Exercise instructions:
Retype the records below so that each one matches exactly.

[Dataset rows describing interfaces]
[Start of section]

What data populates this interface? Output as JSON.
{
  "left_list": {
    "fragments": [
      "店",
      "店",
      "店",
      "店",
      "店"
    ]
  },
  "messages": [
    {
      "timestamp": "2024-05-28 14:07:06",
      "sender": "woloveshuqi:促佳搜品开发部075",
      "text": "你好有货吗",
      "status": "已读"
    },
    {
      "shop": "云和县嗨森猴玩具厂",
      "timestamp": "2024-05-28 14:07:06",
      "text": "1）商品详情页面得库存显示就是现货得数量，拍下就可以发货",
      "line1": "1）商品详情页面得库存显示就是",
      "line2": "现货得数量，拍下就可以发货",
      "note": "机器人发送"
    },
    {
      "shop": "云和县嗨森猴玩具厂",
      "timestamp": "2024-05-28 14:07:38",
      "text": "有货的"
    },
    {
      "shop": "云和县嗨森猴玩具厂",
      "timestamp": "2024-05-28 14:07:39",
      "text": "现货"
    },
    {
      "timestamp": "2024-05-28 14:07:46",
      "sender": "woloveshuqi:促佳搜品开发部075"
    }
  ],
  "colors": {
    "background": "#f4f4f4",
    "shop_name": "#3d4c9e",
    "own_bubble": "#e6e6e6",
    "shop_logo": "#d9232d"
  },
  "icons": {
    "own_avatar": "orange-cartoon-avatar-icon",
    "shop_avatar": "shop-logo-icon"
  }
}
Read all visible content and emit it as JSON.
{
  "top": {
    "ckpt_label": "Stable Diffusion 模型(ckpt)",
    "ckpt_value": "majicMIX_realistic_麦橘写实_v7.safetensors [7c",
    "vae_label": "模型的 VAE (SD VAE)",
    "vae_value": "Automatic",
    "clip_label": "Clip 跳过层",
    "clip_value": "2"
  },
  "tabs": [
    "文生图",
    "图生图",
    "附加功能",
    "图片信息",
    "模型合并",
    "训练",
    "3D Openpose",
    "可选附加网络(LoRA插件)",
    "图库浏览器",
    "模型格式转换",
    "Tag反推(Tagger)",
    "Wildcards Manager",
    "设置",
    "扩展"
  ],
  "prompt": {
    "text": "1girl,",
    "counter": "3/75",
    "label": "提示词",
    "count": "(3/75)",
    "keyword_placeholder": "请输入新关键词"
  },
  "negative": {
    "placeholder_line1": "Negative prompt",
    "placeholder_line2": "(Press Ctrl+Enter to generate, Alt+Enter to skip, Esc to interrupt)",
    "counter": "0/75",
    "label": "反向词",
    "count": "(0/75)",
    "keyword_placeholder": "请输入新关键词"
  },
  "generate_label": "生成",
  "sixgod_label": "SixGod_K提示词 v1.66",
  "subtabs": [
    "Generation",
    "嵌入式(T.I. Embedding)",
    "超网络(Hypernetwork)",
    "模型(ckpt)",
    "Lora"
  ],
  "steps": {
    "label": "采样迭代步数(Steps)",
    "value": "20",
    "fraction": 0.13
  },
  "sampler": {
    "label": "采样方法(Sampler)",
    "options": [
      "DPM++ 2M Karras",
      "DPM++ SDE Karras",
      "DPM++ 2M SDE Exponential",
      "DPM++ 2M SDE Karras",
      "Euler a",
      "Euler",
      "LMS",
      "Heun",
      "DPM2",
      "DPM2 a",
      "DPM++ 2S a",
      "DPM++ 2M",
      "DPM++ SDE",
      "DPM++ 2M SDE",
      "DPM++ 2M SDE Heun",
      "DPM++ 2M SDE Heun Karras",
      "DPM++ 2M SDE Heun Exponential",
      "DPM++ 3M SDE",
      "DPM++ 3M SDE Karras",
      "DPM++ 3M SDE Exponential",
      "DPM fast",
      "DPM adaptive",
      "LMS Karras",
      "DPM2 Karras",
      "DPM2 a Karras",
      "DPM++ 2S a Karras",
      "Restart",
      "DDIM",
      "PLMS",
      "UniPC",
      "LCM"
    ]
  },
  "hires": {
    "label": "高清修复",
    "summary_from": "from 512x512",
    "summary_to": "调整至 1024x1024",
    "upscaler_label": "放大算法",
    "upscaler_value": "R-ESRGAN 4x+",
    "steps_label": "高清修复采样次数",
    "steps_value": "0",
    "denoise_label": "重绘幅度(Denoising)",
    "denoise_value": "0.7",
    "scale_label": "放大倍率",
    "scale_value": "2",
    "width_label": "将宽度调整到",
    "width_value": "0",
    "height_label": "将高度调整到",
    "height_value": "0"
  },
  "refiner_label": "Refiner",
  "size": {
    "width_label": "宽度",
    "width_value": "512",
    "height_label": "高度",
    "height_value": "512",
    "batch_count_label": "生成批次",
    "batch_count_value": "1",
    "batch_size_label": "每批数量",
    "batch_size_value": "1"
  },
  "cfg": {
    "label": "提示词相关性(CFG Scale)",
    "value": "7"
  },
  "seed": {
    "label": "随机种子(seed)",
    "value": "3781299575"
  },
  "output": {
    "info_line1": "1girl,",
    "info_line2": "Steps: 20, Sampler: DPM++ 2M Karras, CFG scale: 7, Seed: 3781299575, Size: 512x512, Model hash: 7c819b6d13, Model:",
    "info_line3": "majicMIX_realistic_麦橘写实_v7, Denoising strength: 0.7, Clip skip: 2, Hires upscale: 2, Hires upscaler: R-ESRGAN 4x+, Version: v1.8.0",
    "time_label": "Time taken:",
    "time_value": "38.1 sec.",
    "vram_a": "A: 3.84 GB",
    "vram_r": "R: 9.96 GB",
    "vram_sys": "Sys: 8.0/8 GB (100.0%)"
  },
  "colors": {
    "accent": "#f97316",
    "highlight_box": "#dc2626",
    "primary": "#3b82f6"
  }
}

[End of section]

Result for this task:
What data populates this interface? Output as JSON.
{
  "left_list": {
    "fragments": [
      "店",
      "店",
      "店",
      "店",
      "店"
    ]
  },
  "messages": [
    {
      "timestamp": "2024-05-28 14:07:06",
      "sender": "woloveshuqi:促佳搜品开发部075",
      "text": "你好有货吗",
      "status": "已读"
    },
    {
      "shop": "云和县嗨森猴玩具厂",
      "timestamp": "2024-05-28 14:07:06",
      "text": "1）商品详情页面得库存显示就是现货得数量，拍下就可以发货",
      "line1": "1）商品详情页面得库存显示就是",
      "line2": "现货得数量，拍下就可以发货",
      "note": "机器人发送"
    },
    {
      "shop": "云和县嗨森猴玩具厂",
      "timestamp": "2024-05-28 14:07:38",
      "text": "有货的"
    },
    {
      "shop": "云和县嗨森猴玩具厂",
      "timestamp": "2024-05-28 14:07:39",
      "text": "现货"
    },
    {
      "timestamp": "2024-05-28 14:07:46",
      "sender": "woloveshuqi:促佳搜品开发部075"
    }
  ],
  "colors": {
    "background": "#f4f4f4",
    "shop_name": "#3d4c9e",
    "own_bubble": "#e6e6e6",
    "shop_logo": "#d9232d"
  },
  "icons": {
    "own_avatar": "orange-cartoon-avatar-icon",
    "shop_avatar": "shop-logo-icon"
  }
}
Read all visible content and emit it as JSON.
{
  "top": {
    "ckpt_label": "Stable Diffusion 模型(ckpt)",
    "ckpt_value": "majicMIX_realistic_麦橘写实_v7.safetensors [7c",
    "vae_label": "模型的 VAE (SD VAE)",
    "vae_value": "Automatic",
    "clip_label": "Clip 跳过层",
    "clip_value": "2"
  },
  "tabs": [
    "文生图",
    "图生图",
    "附加功能",
    "图片信息",
    "模型合并",
    "训练",
    "3D Openpose",
    "可选附加网络(LoRA插件)",
    "图库浏览器",
    "模型格式转换",
    "Tag反推(Tagger)",
    "Wildcards Manager",
    "设置",
    "扩展"
  ],
  "prompt": {
    "text": "1girl,",
    "counter": "3/75",
    "label": "提示词",
    "count": "(3/75)",
    "keyword_placeholder": "请输入新关键词"
  },
  "negative": {
    "placeholder_line1": "Negative prompt",
    "placeholder_line2": "(Press Ctrl+Enter to generate, Alt+Enter to skip, Esc to interrupt)",
    "counter": "0/75",
    "label": "反向词",
    "count": "(0/75)",
    "keyword_placeholder": "请输入新关键词"
  },
  "generate_label": "生成",
  "sixgod_label": "SixGod_K提示词 v1.66",
  "subtabs": [
    "Generation",
    "嵌入式(T.I. Embedding)",
    "超网络(Hypernetwork)",
    "模型(ckpt)",
    "Lora"
  ],
  "steps": {
    "label": "采样迭代步数(Steps)",
    "value": "20",
    "fraction": 0.13
  },
  "sampler": {
    "label": "采样方法(Sampler)",
    "options": [
      "DPM++ 2M Karras",
      "DPM++ SDE Karras",
      "DPM++ 2M SDE Exponential",
      "DPM++ 2M SDE Karras",
      "Euler a",
      "Euler",
      "LMS",
      "Heun",
      "DPM2",
      "DPM2 a",
      "DPM++ 2S a",
      "DPM++ 2M",
      "DPM++ SDE",
      "DPM++ 2M SDE",
      "DPM++ 2M SDE Heun",
      "DPM++ 2M SDE Heun Karras",
      "DPM++ 2M SDE Heun Exponential",
      "DPM++ 3M SDE",
      "DPM++ 3M SDE Karras",
      "DPM++ 3M SDE Exponential",
      "DPM fast",
      "DPM adaptive",
      "LMS Karras",
      "DPM2 Karras",
      "DPM2 a Karras",
      "DPM++ 2S a Karras",
      "Restart",
      "DDIM",
      "PLMS",
      "UniPC",
      "LCM"
    ]
  },
  "hires": {
    "label": "高清修复",
    "summary_from": "from 512x512",
    "summary_to": "调整至 1024x1024",
    "upscaler_label": "放大算法",
    "upscaler_value": "R-ESRGAN 4x+",
    "steps_label": "高清修复采样次数",
    "steps_value": "0",
    "denoise_label": "重绘幅度(Denoising)",
    "denoise_value": "0.7",
    "scale_label": "放大倍率",
    "scale_value": "2",
    "width_label": "将宽度调整到",
    "width_value": "0",
    "height_label": "将高度调整到",
    "height_value": "0"
  },
  "refiner_label": "Refiner",
  "size": {
    "width_label": "宽度",
    "width_value": "512",
    "height_label": "高度",
    "height_value": "512",
    "batch_count_label": "生成批次",
    "batch_count_value": "1",
    "batch_size_label": "每批数量",
    "batch_size_value": "1"
  },
  "cfg": {
    "label": "提示词相关性(CFG Scale)",
    "value": "7"
  },
  "seed": {
    "label": "随机种子(seed)",
    "value": "3781299575"
  },
  "output": {
    "info_line1": "1girl,",
    "info_line2": "Steps: 20, Sampler: DPM++ 2M Karras, CFG scale: 7, Seed: 3781299575, Size: 512x512, Model hash: 7c819b6d13, Model:",
    "info_line3": "majicMIX_realistic_麦橘写实_v7, Denoising strength: 0.7, Clip skip: 2, Hires upscale: 2, Hires upscaler: R-ESRGAN 4x+, Version: v1.8.0",
    "time_label": "Time taken:",
    "time_value": "38.1 sec.",
    "vram_a": "A: 3.84 GB",
    "vram_r": "R: 9.96 GB",
    "vram_sys": "Sys: 8.0/8 GB (100.0%)"
  },
  "colors": {
    "accent": "#f97316",
    "highlight_box": "#dc2626",
    "primary": "#3b82f6"
  }
}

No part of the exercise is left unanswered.